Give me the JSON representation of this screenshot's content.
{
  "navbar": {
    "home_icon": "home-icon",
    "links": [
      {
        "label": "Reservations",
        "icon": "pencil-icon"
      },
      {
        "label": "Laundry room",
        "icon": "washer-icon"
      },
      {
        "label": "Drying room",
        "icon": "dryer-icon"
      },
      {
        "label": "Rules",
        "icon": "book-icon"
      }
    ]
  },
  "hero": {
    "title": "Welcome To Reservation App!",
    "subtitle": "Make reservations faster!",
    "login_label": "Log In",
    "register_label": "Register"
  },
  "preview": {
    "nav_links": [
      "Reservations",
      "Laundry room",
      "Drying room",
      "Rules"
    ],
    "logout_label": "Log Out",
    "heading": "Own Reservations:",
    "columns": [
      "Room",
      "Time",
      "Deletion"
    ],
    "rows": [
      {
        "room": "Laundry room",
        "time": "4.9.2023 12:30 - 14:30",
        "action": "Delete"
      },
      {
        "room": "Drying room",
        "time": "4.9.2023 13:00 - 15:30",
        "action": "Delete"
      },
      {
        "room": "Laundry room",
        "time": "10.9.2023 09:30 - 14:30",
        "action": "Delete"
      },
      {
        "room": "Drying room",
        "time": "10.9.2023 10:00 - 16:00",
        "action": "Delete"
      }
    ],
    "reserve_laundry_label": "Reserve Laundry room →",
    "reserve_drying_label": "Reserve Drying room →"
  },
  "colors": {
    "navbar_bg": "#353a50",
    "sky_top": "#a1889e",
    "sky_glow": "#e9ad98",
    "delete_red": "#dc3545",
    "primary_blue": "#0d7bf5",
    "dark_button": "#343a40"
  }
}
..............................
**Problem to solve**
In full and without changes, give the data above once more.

**Exercise result**
Give me the JSON representation of this screenshot's content.
{
  "navbar": {
    "home_icon": "home-icon",
    "links": [
      {
        "label": "Reservations",
        "icon": "pencil-icon"
      },
      {
        "label": "Laundry room",
        "icon": "washer-icon"
      },
      {
        "label": "Drying room",
        "icon": "dryer-icon"
      },
      {
        "label": "Rules",
        "icon": "book-icon"
      }
    ]
  },
  "hero": {
    "title": "Welcome To Reservation App!",
    "subtitle": "Make reservations faster!",
    "login_label": "Log In",
    "register_label": "Register"
  },
  "preview": {
    "nav_links": [
      "Reservations",
      "Laundry room",
      "Drying room",
      "Rules"
    ],
    "logout_label": "Log Out",
    "heading": "Own Reservations:",
    "columns": [
      "Room",
      "Time",
      "Deletion"
    ],
    "rows": [
      {
        "room": "Laundry room",
        "time": "4.9.2023 12:30 - 14:30",
        "action": "Delete"
      },
      {
        "room": "Drying room",
        "time": "4.9.2023 13:00 - 15:30",
        "action": "Delete"
      },
      {
        "room": "Laundry room",
        "time": "10.9.2023 09:30 - 14:30",
        "action": "Delete"
      },
      {
        "room": "Drying room",
        "time": "10.9.2023 10:00 - 16:00",
        "action": "Delete"
      }
    ],
    "reserve_laundry_label": "Reserve Laundry room →",
    "reserve_drying_label": "Reserve Drying room →"
  },
  "colors": {
    "navbar_bg": "#353a50",
    "sky_top": "#a1889e",
    "sky_glow": "#e9ad98",
    "delete_red": "#dc3545",
    "primary_blue": "#0d7bf5",
    "dark_button": "#343a40"
  }
}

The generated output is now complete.